The year ahead “Continuing to find new, innovative ways for commissioning content across multiple channels; we’ve got a lot to learn about video and interactive content.”

Hannah Westland
Serpent’s Tail, publisher

Former Rogers, Coleridge & White agent Westland crossed the aisle to publishing in 2012 in order to take up her “dream job” with Serpent’s Tail: “I loved RCW, but this was the one place to look after a list that is original, creative and still rebellious.” She has put her own particular stamp on the list, with successes including Jami Attenberg’s The Middlesteins (selected for this autumn’s Waterstones Book Club), and The Mistress Contract, which is being made into a play by “The Iron Lady” scriptwriter Abi Morgan.
The year ahead “We’re publishing lots of great books , but I’m really looking forward to Clemens Setz’s Indigo and Zoe Pilger’s Eat My Heart Out.”

Rachel Williams
Templar, publisher

Williams’ career in publishing has been varied—originally joining Lonely Planet as a commissioning editor in Melbourne, she then left to complete a Masters of Publishing from RMIT University Melbourne before moving into children’s books, working at the Five Mile Press and then Templar. After a few years she moved to Phaidon to be its first ever commissioning editor for children’s. A career highlight was returning to Templar last year as publisher, and setting up its new imprint Big Picture Press, which will launch this month with partners in eight territories.
The year ahead “At Templar, we just want to continue celebrating the physical book, keeping the illustrations contemporary and design standards high.”

Camilla Wray
Darley Anderson Literary Agency, agent
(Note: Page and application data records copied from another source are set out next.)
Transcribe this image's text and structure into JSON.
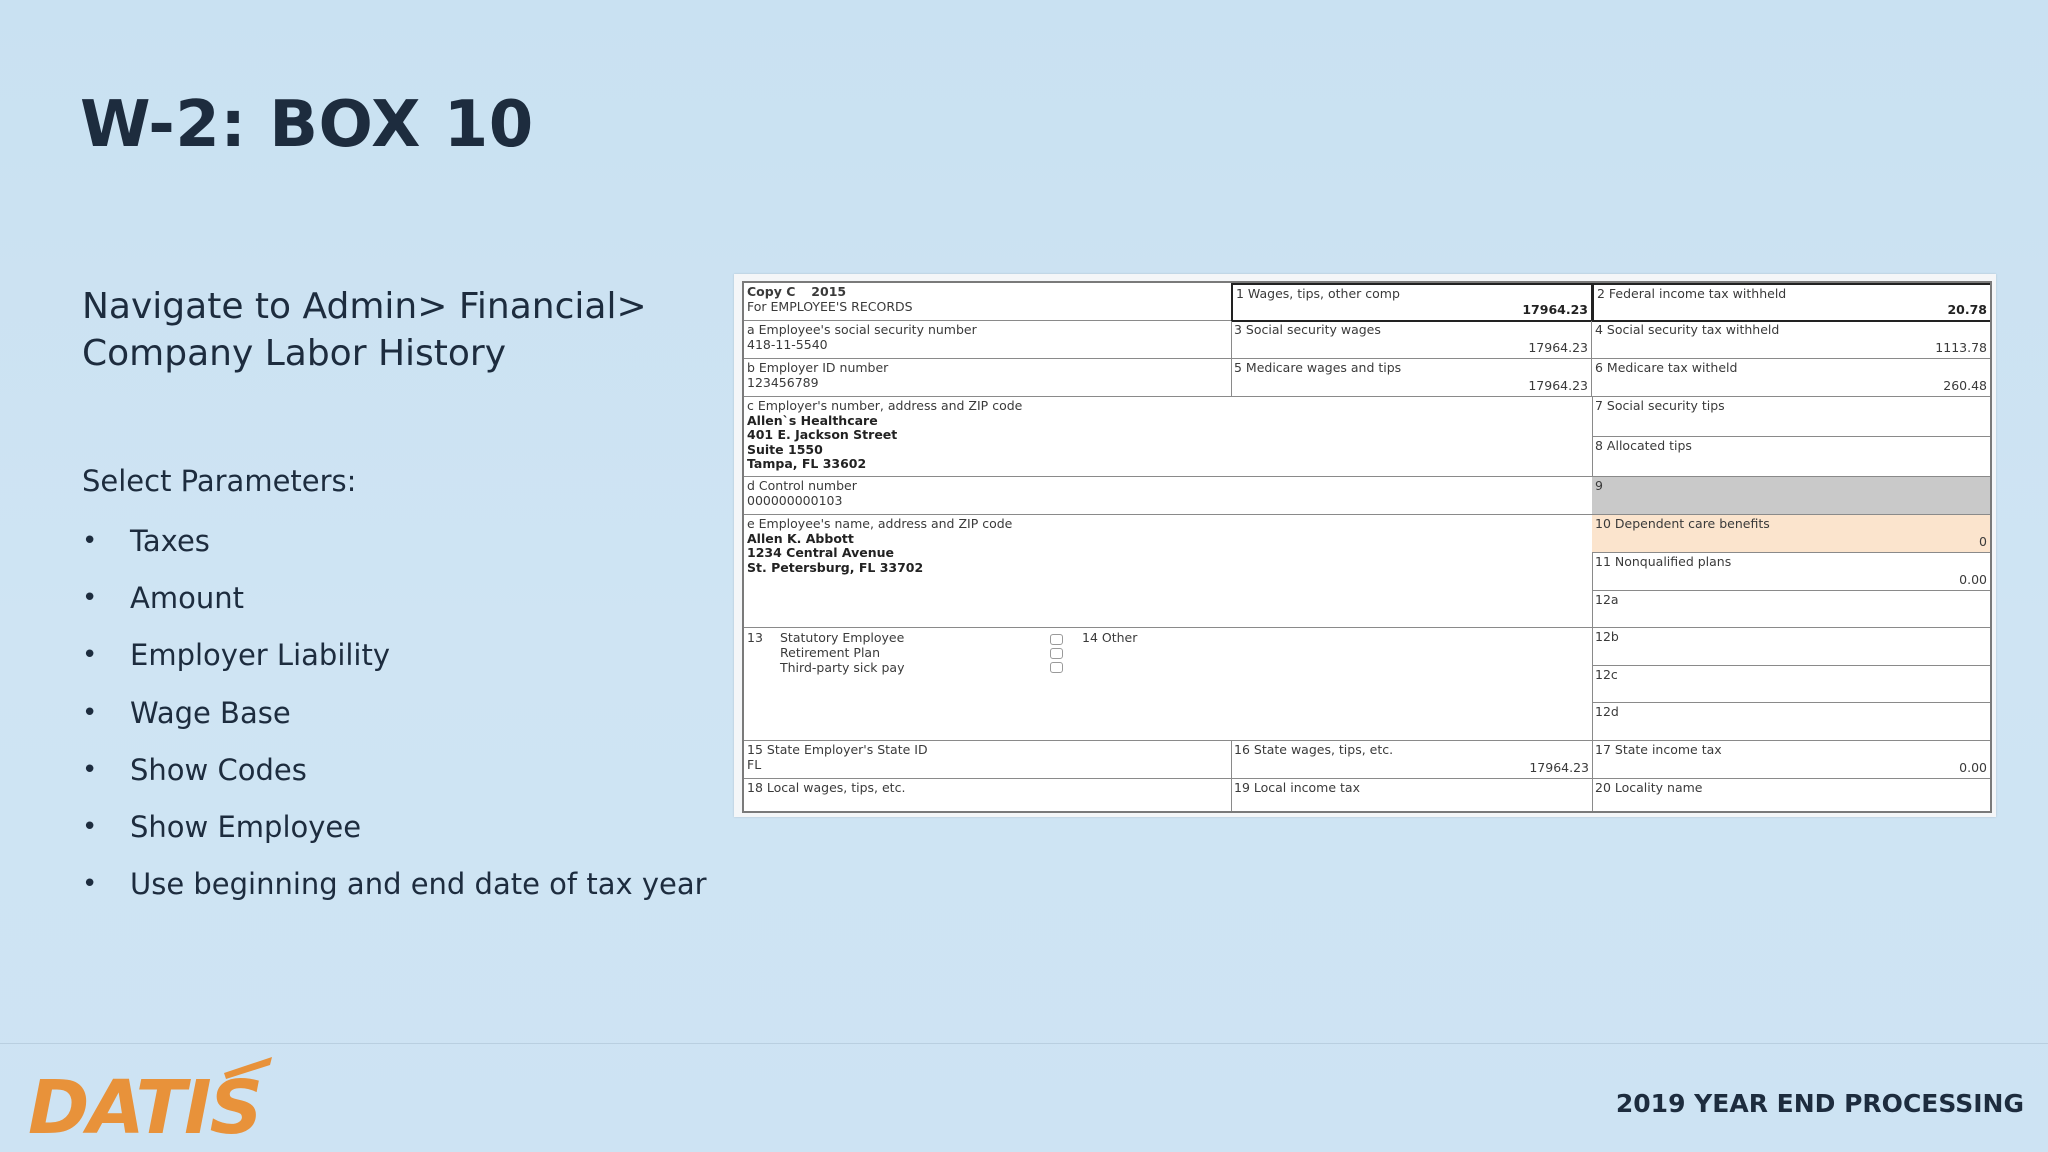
{
  "slide": {
    "title": "W-2: BOX 10",
    "nav_line1": "Navigate to Admin> Financial>",
    "nav_line2": "Company Labor History",
    "params_heading": "Select Parameters:",
    "params": [
      "Taxes",
      "Amount",
      "Employer Liability",
      "Wage Base",
      "Show Codes",
      "Show Employee",
      "Use beginning and end date of tax year"
    ],
    "footer": "2019 YEAR END PROCESSING",
    "logo_text": "DATIS",
    "accent_color": "#e8923a"
  },
  "w2": {
    "copy": "Copy C",
    "year": "2015",
    "copy_desc": "For EMPLOYEE'S RECORDS",
    "box1_label": "1 Wages, tips, other comp",
    "box1_value": "17964.23",
    "box2_label": "2 Federal income tax withheld",
    "box2_value": "20.78",
    "a_label": "a Employee's social security number",
    "a_value": "418-11-5540",
    "box3_label": "3 Social security wages",
    "box3_value": "17964.23",
    "box4_label": "4 Social security tax withheld",
    "box4_value": "1113.78",
    "b_label": "b Employer ID number",
    "b_value": "123456789",
    "box5_label": "5 Medicare wages and tips",
    "box5_value": "17964.23",
    "box6_label": "6 Medicare tax witheld",
    "box6_value": "260.48",
    "c_label": "c Employer's number, address and ZIP code",
    "c_lines": [
      "Allen`s Healthcare",
      "401 E. Jackson Street",
      "Suite 1550",
      "Tampa, FL 33602"
    ],
    "box7_label": "7 Social security tips",
    "box8_label": "8 Allocated tips",
    "d_label": "d Control number",
    "d_value": "000000000103",
    "box9_label": "9",
    "e_label": "e Employee's name, address and ZIP code",
    "e_lines": [
      "Allen K. Abbott",
      "1234 Central Avenue",
      "St. Petersburg, FL 33702"
    ],
    "box10_label": "10 Dependent care benefits",
    "box10_value": "0",
    "box11_label": "11 Nonqualified plans",
    "box11_value": "0.00",
    "box12a_label": "12a",
    "box12b_label": "12b",
    "box12c_label": "12c",
    "box12d_label": "12d",
    "box13_label": "13",
    "box13_items": [
      "Statutory Employee",
      "Retirement Plan",
      "Third-party sick pay"
    ],
    "box14_label": "14 Other",
    "box15_label": "15 State Employer's State ID",
    "box15_value": "FL",
    "box16_label": "16 State wages, tips, etc.",
    "box16_value": "17964.23",
    "box17_label": "17 State income tax",
    "box17_value": "0.00",
    "box18_label": "18 Local wages, tips, etc.",
    "box19_label": "19 Local income tax",
    "box20_label": "20 Locality name"
  }
}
Wray showed her star qualities immediately upon joining Darley Anderson as an assistant in 2007, finding both Chris Carter and Helen Grant in the slush pile. She continued that astute talent spotting—with a particular eye for crime—after becoming a full agent, with clients including A J Cross, James Carol and Sean Slater. She says: “It’s gratifying to progress in your career, as it takes time for crime writers to build an audience.” A particular goal for the future for Wray—and her colleague Clare Wallace—is a concerted effort to expand the agency’s children’s list.
Career highlight
“Today has been a good day—Tim Weaver’s Never Coming Back has just been put on the Richard & Judy Book Club.”